(DATASET RECORDS)

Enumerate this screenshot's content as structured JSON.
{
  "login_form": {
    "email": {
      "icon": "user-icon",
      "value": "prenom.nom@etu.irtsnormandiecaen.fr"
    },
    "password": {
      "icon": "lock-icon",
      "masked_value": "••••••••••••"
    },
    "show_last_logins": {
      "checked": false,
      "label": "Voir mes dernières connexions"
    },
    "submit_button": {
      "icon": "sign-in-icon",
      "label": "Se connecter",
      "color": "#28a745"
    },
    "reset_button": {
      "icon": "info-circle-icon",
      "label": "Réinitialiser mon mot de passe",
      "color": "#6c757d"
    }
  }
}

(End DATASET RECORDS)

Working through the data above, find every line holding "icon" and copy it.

      "icon": "user-icon",
      "icon": "lock-icon",
      "icon": "sign-in-icon",
      "icon": "info-circle-icon",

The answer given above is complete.